◆ What is being asked:
Each line of the data below that includes the string "height" must be copied.

Page and application data records
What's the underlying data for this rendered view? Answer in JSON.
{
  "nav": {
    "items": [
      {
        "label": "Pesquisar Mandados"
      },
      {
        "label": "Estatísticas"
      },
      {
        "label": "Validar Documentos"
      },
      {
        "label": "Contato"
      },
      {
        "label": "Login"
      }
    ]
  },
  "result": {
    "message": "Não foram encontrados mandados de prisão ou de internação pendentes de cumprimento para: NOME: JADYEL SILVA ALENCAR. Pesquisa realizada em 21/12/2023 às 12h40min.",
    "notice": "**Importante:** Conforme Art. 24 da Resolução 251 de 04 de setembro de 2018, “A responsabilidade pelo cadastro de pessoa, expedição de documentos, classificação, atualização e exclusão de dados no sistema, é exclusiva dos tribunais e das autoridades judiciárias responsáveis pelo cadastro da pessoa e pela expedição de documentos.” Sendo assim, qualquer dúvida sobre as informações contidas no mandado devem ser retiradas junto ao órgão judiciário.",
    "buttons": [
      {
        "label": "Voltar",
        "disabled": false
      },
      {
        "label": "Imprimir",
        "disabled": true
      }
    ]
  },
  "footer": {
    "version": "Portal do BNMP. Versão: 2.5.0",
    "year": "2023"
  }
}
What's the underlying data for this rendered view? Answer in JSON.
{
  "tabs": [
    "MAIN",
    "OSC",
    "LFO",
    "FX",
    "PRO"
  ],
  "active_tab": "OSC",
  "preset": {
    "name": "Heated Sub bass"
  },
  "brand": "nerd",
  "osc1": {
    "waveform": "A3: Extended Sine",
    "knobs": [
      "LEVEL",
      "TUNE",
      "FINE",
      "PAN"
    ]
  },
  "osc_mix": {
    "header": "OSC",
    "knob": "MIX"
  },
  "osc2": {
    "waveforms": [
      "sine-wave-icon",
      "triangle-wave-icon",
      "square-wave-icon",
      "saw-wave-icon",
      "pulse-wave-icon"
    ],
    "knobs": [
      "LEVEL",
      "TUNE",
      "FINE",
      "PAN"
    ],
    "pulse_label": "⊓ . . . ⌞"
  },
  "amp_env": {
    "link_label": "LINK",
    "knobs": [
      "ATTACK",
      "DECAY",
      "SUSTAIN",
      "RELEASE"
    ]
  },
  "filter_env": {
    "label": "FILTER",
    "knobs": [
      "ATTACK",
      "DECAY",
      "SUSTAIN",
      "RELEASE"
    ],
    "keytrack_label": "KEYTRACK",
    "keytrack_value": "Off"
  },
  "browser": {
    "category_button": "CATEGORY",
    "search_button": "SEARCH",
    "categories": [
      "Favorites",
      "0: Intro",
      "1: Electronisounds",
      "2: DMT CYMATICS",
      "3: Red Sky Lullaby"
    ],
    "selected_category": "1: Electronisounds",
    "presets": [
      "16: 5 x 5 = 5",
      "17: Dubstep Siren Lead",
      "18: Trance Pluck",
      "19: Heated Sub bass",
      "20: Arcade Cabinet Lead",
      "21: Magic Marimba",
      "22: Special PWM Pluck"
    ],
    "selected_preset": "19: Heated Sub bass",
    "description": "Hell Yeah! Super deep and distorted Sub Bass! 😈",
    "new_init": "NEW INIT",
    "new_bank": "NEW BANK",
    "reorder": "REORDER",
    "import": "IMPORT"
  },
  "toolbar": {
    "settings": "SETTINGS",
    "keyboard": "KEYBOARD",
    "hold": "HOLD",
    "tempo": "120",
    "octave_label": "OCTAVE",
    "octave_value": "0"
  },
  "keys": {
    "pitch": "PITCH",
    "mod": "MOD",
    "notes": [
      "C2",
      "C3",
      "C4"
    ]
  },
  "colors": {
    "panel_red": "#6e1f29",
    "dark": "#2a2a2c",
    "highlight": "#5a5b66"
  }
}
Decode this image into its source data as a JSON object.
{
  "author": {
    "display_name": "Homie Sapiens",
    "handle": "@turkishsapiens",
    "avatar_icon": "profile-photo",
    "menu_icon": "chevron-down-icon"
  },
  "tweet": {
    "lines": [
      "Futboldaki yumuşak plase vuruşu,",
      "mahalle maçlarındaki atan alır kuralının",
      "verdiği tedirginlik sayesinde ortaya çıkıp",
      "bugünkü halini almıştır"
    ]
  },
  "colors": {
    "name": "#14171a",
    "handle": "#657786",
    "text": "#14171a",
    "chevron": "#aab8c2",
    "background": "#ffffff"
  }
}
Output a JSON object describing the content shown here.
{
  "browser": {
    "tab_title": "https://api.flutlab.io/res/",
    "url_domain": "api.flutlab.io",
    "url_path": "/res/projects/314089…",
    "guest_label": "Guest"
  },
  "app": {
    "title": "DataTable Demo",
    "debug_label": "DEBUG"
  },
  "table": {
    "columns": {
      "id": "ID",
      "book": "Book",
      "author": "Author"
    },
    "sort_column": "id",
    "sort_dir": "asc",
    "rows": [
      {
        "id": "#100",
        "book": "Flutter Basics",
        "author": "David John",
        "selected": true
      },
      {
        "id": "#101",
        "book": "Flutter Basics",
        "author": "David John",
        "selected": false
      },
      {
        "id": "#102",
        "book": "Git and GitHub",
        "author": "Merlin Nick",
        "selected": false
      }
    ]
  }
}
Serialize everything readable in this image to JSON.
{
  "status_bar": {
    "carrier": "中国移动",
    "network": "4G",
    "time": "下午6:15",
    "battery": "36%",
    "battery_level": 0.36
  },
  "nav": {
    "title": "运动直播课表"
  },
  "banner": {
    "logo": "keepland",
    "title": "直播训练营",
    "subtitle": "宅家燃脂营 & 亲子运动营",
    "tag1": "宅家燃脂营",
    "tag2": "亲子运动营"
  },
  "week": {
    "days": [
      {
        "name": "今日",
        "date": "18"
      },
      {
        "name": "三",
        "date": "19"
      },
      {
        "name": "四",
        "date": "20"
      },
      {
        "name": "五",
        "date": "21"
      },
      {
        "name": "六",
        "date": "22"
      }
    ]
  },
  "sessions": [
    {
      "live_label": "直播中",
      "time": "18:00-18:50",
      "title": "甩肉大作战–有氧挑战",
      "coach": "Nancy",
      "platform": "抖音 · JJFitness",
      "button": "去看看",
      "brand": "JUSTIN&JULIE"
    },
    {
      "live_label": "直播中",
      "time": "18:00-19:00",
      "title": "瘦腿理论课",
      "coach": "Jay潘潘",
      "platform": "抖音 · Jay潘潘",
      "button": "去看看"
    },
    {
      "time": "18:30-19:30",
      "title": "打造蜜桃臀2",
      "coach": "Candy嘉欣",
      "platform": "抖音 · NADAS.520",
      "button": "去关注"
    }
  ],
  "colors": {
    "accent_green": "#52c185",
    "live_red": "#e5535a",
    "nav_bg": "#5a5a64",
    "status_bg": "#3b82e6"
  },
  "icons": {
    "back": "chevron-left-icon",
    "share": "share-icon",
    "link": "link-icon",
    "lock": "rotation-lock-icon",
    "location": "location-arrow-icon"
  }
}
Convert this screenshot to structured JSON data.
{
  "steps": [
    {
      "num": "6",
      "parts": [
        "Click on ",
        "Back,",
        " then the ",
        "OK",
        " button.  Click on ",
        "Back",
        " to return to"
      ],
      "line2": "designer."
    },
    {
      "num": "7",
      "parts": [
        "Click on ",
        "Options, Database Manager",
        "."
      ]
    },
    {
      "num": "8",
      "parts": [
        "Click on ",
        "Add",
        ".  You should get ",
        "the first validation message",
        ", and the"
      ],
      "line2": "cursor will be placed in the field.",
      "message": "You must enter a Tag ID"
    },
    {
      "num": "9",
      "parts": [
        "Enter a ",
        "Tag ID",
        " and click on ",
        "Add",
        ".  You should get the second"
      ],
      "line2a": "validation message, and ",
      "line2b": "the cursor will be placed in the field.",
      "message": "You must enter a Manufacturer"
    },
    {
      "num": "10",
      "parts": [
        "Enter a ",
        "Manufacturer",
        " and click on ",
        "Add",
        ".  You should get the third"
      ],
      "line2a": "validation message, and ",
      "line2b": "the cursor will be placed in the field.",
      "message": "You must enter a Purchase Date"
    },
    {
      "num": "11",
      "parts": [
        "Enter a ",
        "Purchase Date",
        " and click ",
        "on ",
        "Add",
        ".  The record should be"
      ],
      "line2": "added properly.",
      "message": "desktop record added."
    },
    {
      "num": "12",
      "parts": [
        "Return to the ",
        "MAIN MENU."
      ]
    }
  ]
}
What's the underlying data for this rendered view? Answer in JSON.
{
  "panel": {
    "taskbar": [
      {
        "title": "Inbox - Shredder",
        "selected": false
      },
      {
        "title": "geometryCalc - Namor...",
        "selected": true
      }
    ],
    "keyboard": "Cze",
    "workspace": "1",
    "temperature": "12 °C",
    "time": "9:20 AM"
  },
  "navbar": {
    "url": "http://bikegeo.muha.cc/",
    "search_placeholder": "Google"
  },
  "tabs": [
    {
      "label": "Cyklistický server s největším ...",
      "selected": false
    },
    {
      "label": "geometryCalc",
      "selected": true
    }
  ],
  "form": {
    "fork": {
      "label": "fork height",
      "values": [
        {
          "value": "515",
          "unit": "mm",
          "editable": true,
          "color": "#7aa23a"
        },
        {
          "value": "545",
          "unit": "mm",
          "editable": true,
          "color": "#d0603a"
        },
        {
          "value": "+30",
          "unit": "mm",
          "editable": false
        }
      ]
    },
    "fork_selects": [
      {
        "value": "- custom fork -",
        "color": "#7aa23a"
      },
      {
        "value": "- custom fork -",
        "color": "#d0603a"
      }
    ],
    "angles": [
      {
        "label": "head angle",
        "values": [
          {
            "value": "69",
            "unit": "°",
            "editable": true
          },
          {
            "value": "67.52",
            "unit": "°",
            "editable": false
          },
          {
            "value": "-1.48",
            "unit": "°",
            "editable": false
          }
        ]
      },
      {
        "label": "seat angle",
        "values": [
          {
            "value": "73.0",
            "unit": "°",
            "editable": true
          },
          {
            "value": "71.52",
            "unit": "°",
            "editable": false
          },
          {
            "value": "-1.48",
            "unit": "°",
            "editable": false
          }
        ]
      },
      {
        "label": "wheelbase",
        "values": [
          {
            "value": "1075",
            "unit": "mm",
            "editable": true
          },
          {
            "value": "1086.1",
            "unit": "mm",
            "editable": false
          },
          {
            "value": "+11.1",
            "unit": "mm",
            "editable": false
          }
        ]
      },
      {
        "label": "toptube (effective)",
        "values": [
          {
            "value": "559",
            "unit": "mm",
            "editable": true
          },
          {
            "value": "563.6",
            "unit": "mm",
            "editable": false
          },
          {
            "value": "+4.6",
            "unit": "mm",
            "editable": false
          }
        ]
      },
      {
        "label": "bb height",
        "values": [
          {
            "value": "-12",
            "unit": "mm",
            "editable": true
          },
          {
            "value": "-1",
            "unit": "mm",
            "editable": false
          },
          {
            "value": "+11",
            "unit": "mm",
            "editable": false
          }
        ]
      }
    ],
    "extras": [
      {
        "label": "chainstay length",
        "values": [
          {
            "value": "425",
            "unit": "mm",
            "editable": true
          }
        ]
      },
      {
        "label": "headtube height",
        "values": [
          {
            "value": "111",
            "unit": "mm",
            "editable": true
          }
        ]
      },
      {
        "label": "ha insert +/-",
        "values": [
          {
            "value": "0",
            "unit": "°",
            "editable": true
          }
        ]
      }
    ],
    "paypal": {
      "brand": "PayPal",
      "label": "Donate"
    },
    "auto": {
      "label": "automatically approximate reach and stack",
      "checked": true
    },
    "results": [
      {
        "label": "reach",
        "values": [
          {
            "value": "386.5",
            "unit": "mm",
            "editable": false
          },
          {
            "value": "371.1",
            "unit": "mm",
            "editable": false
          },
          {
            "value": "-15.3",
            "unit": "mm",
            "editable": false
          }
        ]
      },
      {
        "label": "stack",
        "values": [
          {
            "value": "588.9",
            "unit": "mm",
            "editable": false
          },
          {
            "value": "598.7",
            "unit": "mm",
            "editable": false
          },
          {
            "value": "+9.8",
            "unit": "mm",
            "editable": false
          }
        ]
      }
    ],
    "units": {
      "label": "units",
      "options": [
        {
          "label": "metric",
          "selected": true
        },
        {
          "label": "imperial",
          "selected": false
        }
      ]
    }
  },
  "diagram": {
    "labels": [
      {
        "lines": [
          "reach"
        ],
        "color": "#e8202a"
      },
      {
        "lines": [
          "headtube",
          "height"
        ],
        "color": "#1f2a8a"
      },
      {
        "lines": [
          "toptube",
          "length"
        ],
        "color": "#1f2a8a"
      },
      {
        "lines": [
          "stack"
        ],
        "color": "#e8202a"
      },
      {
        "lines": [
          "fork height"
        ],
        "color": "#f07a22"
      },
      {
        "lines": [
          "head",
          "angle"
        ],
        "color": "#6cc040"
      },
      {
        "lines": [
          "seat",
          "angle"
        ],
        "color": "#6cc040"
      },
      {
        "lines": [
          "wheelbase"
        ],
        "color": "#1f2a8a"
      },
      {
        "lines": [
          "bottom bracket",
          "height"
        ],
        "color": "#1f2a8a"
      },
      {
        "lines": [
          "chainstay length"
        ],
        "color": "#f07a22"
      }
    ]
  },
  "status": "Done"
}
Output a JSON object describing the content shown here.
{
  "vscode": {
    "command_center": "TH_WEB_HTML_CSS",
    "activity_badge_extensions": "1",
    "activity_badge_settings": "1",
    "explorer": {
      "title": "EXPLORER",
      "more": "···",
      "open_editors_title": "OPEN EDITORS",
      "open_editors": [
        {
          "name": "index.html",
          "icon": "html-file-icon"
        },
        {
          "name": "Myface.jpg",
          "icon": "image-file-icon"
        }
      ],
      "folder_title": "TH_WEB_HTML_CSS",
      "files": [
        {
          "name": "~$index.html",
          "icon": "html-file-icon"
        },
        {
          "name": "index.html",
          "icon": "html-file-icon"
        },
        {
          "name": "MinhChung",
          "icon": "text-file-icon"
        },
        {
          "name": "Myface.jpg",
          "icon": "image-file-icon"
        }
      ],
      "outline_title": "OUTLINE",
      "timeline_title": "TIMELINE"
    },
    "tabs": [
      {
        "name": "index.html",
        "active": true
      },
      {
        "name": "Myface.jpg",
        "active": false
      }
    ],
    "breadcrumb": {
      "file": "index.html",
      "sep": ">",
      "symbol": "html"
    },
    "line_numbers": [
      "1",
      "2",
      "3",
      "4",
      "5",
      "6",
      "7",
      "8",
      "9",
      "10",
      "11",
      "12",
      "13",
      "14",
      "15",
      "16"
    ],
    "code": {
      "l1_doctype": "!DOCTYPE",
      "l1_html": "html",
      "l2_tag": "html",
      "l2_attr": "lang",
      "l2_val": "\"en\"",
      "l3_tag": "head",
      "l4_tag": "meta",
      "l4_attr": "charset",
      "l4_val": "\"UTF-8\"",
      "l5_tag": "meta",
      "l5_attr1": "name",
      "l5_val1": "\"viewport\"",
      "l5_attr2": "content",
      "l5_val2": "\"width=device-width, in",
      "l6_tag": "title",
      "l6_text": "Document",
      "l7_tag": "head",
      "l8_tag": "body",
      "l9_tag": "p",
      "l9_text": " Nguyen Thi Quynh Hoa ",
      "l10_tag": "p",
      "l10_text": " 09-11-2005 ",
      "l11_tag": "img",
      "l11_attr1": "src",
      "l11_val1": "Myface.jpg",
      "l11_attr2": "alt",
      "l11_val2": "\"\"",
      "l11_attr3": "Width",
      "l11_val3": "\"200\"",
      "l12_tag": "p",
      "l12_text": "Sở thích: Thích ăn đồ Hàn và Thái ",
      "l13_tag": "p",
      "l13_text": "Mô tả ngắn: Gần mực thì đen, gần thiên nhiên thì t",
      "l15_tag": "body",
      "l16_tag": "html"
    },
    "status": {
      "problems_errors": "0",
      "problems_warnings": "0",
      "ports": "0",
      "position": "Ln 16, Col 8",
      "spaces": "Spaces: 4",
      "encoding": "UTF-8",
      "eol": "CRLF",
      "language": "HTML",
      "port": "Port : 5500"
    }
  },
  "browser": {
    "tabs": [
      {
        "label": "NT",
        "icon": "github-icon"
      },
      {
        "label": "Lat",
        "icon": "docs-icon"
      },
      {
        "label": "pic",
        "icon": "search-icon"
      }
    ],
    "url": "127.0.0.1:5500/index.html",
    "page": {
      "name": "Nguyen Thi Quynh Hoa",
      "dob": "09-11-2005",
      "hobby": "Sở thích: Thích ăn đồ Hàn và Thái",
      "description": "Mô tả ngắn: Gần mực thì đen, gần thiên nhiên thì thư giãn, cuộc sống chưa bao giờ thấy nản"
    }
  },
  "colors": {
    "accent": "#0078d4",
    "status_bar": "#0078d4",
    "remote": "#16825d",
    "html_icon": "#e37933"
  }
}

◆ Task result:
      "label": "fork height",
        "label": "bb height",
        "label": "headtube height",
          "height"
          "fork height"
          "height"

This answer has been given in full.